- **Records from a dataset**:
* * * *

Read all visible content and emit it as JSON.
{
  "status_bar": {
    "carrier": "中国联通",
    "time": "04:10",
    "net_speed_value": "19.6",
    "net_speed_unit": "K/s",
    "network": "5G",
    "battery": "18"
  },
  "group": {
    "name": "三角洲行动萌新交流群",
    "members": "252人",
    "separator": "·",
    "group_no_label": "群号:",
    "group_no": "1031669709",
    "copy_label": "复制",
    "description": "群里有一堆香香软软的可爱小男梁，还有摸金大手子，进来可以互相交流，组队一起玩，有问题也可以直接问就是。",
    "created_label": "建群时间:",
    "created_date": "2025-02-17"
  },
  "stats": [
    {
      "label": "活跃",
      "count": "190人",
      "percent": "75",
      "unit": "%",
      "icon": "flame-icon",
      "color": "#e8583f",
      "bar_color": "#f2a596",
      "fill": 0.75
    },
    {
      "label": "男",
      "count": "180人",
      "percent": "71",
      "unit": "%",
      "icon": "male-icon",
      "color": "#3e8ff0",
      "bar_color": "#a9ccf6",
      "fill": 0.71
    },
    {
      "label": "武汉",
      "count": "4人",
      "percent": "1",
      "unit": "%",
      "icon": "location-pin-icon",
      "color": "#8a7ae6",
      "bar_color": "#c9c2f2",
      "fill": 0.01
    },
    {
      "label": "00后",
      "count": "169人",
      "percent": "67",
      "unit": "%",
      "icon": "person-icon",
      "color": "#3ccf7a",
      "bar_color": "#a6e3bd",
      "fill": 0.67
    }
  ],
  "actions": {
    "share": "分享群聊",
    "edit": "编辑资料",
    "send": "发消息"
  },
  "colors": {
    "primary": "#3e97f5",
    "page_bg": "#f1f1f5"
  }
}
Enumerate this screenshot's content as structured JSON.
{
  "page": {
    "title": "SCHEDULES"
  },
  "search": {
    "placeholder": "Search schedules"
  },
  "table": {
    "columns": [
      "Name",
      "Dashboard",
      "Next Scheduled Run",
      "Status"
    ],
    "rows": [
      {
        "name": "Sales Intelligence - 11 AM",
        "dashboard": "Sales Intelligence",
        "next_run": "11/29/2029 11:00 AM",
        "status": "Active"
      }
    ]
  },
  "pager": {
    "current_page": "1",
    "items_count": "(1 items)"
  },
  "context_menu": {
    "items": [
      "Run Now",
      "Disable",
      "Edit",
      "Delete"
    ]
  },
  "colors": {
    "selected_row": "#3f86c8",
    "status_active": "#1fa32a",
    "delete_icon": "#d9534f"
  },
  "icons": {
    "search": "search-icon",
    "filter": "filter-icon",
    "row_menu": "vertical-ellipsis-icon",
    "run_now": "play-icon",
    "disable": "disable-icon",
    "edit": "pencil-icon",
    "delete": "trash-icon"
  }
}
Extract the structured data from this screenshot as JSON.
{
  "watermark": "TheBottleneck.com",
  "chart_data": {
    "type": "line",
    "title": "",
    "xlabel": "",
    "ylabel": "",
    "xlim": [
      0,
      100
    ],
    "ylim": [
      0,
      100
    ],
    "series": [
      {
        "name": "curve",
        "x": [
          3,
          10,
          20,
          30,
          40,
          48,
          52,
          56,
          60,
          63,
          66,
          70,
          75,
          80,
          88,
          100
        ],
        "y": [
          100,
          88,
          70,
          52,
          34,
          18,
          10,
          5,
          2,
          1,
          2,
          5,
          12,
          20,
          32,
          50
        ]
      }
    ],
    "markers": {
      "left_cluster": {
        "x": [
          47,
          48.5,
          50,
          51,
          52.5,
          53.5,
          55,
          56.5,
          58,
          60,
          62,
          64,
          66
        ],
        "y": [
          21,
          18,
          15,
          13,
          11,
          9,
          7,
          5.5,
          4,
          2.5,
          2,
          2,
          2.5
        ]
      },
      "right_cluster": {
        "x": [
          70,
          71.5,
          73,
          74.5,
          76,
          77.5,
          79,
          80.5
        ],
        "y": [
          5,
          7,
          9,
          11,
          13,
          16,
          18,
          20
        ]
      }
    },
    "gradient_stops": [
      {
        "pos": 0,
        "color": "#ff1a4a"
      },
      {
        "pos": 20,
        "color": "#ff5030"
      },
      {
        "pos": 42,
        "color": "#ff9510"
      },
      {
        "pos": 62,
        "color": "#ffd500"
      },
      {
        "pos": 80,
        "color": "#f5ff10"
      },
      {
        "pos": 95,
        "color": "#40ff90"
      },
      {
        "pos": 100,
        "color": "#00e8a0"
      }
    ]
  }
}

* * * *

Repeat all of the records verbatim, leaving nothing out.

Read all visible content and emit it as JSON.
{
  "status_bar": {
    "carrier": "中国联通",
    "time": "04:10",
    "net_speed_value": "19.6",
    "net_speed_unit": "K/s",
    "network": "5G",
    "battery": "18"
  },
  "group": {
    "name": "三角洲行动萌新交流群",
    "members": "252人",
    "separator": "·",
    "group_no_label": "群号:",
    "group_no": "1031669709",
    "copy_label": "复制",
    "description": "群里有一堆香香软软的可爱小男梁，还有摸金大手子，进来可以互相交流，组队一起玩，有问题也可以直接问就是。",
    "created_label": "建群时间:",
    "created_date": "2025-02-17"
  },
  "stats": [
    {
      "label": "活跃",
      "count": "190人",
      "percent": "75",
      "unit": "%",
      "icon": "flame-icon",
      "color": "#e8583f",
      "bar_color": "#f2a596",
      "fill": 0.75
    },
    {
      "label": "男",
      "count": "180人",
      "percent": "71",
      "unit": "%",
      "icon": "male-icon",
      "color": "#3e8ff0",
      "bar_color": "#a9ccf6",
      "fill": 0.71
    },
    {
      "label": "武汉",
      "count": "4人",
      "percent": "1",
      "unit": "%",
      "icon": "location-pin-icon",
      "color": "#8a7ae6",
      "bar_color": "#c9c2f2",
      "fill": 0.01
    },
    {
      "label": "00后",
      "count": "169人",
      "percent": "67",
      "unit": "%",
      "icon": "person-icon",
      "color": "#3ccf7a",
      "bar_color": "#a6e3bd",
      "fill": 0.67
    }
  ],
  "actions": {
    "share": "分享群聊",
    "edit": "编辑资料",
    "send": "发消息"
  },
  "colors": {
    "primary": "#3e97f5",
    "page_bg": "#f1f1f5"
  }
}
Enumerate this screenshot's content as structured JSON.
{
  "page": {
    "title": "SCHEDULES"
  },
  "search": {
    "placeholder": "Search schedules"
  },
  "table": {
    "columns": [
      "Name",
      "Dashboard",
      "Next Scheduled Run",
      "Status"
    ],
    "rows": [
      {
        "name": "Sales Intelligence - 11 AM",
        "dashboard": "Sales Intelligence",
        "next_run": "11/29/2029 11:00 AM",
        "status": "Active"
      }
    ]
  },
  "pager": {
    "current_page": "1",
    "items_count": "(1 items)"
  },
  "context_menu": {
    "items": [
      "Run Now",
      "Disable",
      "Edit",
      "Delete"
    ]
  },
  "colors": {
    "selected_row": "#3f86c8",
    "status_active": "#1fa32a",
    "delete_icon": "#d9534f"
  },
  "icons": {
    "search": "search-icon",
    "filter": "filter-icon",
    "row_menu": "vertical-ellipsis-icon",
    "run_now": "play-icon",
    "disable": "disable-icon",
    "edit": "pencil-icon",
    "delete": "trash-icon"
  }
}
Extract the structured data from this screenshot as JSON.
{
  "watermark": "TheBottleneck.com",
  "chart_data": {
    "type": "line",
    "title": "",
    "xlabel": "",
    "ylabel": "",
    "xlim": [
      0,
      100
    ],
    "ylim": [
      0,
      100
    ],
    "series": [
      {
        "name": "curve",
        "x": [
          3,
          10,
          20,
          30,
          40,
          48,
          52,
          56,
          60,
          63,
          66,
          70,
          75,
          80,
          88,
          100
        ],
        "y": [
          100,
          88,
          70,
          52,
          34,
          18,
          10,
          5,
          2,
          1,
          2,
          5,
          12,
          20,
          32,
          50
        ]
      }
    ],
    "markers": {
      "left_cluster": {
        "x": [
          47,
          48.5,
          50,
          51,
          52.5,
          53.5,
          55,
          56.5,
          58,
          60,
          62,
          64,
          66
        ],
        "y": [
          21,
          18,
          15,
          13,
          11,
          9,
          7,
          5.5,
          4,
          2.5,
          2,
          2,
          2.5
        ]
      },
      "right_cluster": {
        "x": [
          70,
          71.5,
          73,
          74.5,
          76,
          77.5,
          79,
          80.5
        ],
        "y": [
          5,
          7,
          9,
          11,
          13,
          16,
          18,
          20
        ]
      }
    },
    "gradient_stops": [
      {
        "pos": 0,
        "color": "#ff1a4a"
      },
      {
        "pos": 20,
        "color": "#ff5030"
      },
      {
        "pos": 42,
        "color": "#ff9510"
      },
      {
        "pos": 62,
        "color": "#ffd500"
      },
      {
        "pos": 80,
        "color": "#f5ff10"
      },
      {
        "pos": 95,
        "color": "#40ff90"
      },
      {
        "pos": 100,
        "color": "#00e8a0"
      }
    ]
  }
}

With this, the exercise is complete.